The task:
Show every line of the data below that includes the word "hair".
● ● ● ●
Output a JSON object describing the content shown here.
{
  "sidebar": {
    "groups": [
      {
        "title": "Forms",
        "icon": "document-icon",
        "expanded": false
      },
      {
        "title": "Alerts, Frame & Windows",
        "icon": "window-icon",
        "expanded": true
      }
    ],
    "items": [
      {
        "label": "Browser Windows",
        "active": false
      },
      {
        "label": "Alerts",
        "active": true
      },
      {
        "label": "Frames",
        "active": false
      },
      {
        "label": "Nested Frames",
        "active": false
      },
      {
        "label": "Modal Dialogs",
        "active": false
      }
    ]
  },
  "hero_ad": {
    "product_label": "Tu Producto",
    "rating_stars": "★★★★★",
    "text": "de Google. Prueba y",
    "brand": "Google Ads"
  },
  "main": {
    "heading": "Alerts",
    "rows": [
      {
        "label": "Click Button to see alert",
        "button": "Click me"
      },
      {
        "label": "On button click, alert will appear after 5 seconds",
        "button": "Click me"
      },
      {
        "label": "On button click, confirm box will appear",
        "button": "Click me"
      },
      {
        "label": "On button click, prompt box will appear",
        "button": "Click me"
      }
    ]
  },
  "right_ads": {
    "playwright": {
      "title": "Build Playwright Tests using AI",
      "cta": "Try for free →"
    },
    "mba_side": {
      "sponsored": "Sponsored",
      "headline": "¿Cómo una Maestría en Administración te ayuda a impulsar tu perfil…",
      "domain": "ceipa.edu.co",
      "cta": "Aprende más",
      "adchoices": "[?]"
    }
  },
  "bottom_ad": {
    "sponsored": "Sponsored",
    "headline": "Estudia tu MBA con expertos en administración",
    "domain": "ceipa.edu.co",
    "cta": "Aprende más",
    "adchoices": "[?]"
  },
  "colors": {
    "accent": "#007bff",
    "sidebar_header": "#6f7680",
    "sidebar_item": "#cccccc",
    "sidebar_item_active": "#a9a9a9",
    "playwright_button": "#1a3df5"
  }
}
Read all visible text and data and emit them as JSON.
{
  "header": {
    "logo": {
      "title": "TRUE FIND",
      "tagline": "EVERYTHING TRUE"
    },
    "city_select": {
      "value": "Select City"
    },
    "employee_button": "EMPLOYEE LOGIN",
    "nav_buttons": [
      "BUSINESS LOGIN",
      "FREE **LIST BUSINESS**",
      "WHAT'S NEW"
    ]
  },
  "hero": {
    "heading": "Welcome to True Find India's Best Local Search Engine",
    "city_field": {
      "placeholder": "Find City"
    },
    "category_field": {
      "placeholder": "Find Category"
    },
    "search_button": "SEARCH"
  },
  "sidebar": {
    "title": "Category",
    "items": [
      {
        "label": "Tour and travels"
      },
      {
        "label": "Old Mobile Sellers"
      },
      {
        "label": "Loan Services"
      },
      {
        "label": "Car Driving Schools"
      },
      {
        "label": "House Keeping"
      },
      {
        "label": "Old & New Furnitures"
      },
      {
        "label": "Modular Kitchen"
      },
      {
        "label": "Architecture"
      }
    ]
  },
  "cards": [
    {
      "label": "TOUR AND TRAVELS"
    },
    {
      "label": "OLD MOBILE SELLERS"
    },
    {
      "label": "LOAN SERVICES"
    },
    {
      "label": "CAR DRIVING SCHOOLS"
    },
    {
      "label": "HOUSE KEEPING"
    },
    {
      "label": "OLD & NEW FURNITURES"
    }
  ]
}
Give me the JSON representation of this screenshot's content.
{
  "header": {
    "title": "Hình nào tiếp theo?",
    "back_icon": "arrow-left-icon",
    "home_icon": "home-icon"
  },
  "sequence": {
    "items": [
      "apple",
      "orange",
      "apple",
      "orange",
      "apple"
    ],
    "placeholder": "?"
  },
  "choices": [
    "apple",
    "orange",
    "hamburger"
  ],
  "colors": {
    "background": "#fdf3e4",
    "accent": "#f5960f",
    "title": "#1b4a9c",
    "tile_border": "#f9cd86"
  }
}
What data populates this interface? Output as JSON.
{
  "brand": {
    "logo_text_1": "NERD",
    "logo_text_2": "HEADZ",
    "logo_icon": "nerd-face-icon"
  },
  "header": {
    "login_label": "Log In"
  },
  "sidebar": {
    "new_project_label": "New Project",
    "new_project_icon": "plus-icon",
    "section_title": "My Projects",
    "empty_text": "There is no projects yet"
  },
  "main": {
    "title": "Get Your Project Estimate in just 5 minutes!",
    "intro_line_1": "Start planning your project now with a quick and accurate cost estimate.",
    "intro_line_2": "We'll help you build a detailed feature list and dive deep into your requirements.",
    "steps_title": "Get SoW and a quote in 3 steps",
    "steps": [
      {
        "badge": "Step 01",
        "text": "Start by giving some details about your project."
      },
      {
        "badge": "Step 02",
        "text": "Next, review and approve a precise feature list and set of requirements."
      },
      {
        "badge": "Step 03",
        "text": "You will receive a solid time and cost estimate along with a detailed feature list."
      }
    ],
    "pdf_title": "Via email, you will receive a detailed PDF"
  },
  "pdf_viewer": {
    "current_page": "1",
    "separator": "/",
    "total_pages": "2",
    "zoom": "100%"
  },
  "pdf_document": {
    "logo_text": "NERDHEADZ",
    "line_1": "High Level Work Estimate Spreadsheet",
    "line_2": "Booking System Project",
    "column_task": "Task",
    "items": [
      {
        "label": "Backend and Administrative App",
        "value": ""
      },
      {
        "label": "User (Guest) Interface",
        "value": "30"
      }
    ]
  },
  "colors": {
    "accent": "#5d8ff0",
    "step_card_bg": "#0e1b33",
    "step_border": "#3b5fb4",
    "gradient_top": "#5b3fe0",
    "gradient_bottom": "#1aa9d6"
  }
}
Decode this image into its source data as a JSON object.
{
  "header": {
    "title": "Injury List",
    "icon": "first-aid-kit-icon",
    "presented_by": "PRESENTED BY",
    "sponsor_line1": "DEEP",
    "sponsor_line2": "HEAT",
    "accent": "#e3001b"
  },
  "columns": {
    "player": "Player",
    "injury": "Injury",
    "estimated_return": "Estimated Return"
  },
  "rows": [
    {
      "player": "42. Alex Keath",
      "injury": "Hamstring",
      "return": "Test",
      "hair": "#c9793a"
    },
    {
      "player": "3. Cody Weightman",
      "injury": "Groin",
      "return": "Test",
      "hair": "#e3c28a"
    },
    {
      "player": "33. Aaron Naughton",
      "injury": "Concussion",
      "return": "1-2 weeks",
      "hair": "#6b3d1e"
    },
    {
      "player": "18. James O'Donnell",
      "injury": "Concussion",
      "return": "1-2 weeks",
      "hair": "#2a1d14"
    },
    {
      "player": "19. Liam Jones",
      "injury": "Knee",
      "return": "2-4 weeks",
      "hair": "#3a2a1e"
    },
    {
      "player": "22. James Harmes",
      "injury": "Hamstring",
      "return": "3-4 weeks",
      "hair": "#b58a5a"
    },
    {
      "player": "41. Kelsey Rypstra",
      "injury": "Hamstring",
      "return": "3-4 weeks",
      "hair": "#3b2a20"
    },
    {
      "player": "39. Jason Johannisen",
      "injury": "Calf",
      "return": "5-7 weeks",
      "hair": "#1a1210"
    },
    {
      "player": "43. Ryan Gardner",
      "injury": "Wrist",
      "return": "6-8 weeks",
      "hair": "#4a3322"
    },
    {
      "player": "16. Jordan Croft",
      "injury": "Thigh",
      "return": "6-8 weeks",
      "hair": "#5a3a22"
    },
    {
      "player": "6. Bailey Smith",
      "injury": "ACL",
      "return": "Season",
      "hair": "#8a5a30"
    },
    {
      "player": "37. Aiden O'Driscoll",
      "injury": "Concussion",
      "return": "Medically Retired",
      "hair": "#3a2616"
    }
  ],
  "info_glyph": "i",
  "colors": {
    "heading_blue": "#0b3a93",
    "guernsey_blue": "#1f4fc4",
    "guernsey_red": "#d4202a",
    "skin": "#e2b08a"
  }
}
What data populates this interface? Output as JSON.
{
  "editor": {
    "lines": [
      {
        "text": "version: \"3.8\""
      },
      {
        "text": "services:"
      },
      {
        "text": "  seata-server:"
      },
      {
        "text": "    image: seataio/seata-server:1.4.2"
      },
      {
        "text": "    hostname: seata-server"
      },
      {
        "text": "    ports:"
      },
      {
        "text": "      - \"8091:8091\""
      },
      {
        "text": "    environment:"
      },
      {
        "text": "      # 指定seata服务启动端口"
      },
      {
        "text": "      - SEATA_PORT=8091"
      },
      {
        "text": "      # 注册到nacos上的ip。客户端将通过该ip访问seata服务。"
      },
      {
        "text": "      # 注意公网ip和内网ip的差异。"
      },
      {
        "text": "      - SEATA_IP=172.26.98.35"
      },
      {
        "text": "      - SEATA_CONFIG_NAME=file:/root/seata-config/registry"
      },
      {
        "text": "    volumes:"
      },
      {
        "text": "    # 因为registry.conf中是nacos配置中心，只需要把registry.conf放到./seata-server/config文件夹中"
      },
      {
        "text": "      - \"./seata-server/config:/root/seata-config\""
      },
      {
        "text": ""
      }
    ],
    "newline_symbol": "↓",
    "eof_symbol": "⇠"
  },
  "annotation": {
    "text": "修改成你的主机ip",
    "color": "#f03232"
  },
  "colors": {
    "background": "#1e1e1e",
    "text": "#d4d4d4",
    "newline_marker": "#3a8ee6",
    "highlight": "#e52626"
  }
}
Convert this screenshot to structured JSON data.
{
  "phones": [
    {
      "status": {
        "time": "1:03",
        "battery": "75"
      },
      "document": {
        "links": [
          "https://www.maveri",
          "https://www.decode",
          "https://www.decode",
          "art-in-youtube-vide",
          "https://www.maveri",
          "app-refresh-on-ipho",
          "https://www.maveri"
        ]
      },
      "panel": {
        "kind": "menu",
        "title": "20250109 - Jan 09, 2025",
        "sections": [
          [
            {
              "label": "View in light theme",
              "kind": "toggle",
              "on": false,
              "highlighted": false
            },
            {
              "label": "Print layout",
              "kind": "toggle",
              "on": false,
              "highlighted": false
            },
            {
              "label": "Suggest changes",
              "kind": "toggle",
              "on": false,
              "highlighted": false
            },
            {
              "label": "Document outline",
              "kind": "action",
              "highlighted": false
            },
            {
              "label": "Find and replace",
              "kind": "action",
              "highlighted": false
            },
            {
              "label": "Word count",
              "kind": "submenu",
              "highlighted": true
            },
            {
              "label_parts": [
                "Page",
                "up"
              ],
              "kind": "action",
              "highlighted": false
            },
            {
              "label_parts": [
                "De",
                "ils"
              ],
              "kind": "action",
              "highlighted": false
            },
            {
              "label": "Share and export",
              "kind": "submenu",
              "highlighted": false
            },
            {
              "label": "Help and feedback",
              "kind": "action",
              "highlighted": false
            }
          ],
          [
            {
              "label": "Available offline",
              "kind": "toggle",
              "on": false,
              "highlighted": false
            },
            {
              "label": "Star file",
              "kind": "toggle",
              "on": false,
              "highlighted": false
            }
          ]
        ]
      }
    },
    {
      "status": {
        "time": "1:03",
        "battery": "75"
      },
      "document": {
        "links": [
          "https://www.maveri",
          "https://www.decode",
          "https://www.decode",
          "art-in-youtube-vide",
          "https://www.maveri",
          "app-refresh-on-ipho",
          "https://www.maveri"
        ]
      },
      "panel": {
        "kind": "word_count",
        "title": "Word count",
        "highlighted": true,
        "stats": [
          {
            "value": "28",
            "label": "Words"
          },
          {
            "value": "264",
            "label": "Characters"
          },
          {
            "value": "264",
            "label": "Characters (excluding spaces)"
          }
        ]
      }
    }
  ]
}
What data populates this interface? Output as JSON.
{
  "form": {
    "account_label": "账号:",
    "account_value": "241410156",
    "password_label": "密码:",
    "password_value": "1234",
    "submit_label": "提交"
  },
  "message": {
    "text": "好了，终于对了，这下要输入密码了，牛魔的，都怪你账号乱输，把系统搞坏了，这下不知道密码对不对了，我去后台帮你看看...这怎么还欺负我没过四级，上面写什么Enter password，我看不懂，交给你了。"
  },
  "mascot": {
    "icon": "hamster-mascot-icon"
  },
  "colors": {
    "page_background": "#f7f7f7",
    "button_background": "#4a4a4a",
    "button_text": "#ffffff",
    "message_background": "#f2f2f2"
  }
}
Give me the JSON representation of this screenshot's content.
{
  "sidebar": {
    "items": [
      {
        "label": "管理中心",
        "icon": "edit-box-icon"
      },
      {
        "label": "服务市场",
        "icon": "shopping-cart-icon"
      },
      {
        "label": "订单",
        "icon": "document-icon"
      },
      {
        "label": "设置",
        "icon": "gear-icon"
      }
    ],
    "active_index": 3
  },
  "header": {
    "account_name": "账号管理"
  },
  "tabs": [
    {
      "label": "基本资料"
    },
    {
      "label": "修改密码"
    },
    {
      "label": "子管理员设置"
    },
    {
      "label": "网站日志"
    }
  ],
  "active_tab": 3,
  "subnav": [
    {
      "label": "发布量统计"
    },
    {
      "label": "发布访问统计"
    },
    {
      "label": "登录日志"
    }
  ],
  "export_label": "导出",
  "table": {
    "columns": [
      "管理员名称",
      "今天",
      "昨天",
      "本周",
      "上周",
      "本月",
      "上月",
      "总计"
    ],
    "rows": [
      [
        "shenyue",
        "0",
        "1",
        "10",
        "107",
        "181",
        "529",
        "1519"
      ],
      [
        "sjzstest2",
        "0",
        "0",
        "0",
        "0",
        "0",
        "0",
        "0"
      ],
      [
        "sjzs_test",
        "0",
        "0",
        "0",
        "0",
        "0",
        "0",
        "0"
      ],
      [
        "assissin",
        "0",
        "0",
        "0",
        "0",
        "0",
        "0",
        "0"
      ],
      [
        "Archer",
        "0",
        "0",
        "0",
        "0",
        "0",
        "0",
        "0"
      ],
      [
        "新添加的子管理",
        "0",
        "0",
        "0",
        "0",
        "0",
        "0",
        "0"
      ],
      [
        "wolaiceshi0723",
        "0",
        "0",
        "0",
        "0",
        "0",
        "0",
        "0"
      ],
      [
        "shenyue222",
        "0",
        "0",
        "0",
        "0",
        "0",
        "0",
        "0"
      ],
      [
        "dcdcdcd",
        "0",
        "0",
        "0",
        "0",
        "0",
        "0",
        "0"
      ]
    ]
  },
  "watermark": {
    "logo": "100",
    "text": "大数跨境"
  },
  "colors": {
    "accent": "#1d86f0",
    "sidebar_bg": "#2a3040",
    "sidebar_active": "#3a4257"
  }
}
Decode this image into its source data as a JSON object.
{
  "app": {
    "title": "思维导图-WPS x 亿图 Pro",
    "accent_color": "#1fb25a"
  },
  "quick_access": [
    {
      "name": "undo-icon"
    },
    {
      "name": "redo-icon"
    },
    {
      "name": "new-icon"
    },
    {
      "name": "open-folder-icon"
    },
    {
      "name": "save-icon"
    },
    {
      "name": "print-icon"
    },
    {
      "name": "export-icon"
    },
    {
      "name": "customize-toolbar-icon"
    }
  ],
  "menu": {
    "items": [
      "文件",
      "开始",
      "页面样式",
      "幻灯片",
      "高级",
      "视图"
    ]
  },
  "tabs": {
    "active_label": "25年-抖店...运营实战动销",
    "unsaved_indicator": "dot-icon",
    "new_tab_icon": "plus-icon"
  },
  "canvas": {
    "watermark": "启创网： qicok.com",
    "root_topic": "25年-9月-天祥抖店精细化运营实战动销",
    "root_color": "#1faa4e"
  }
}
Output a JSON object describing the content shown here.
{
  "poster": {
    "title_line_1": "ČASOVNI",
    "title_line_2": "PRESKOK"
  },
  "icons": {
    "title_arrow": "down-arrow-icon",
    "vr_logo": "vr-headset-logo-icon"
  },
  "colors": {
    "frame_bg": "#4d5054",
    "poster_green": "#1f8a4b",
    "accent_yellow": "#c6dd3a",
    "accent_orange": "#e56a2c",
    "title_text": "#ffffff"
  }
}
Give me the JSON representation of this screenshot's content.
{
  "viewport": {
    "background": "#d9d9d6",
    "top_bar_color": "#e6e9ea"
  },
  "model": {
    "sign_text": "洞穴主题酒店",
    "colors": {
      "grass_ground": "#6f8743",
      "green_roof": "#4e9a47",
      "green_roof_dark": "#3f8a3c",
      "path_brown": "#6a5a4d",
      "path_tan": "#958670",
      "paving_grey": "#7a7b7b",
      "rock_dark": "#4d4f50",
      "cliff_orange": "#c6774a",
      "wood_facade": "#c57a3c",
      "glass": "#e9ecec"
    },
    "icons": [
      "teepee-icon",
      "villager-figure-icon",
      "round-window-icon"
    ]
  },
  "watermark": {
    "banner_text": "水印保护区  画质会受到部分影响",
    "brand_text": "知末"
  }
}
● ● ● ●
Response to this task:
      "hair": "#c9793a"
      "hair": "#e3c28a"
      "hair": "#6b3d1e"
      "hair": "#2a1d14"
      "hair": "#3a2a1e"
      "hair": "#b58a5a"
      "hair": "#3b2a20"
      "hair": "#1a1210"
      "hair": "#4a3322"
      "hair": "#5a3a22"
      "hair": "#8a5a30"
      "hair": "#3a2616"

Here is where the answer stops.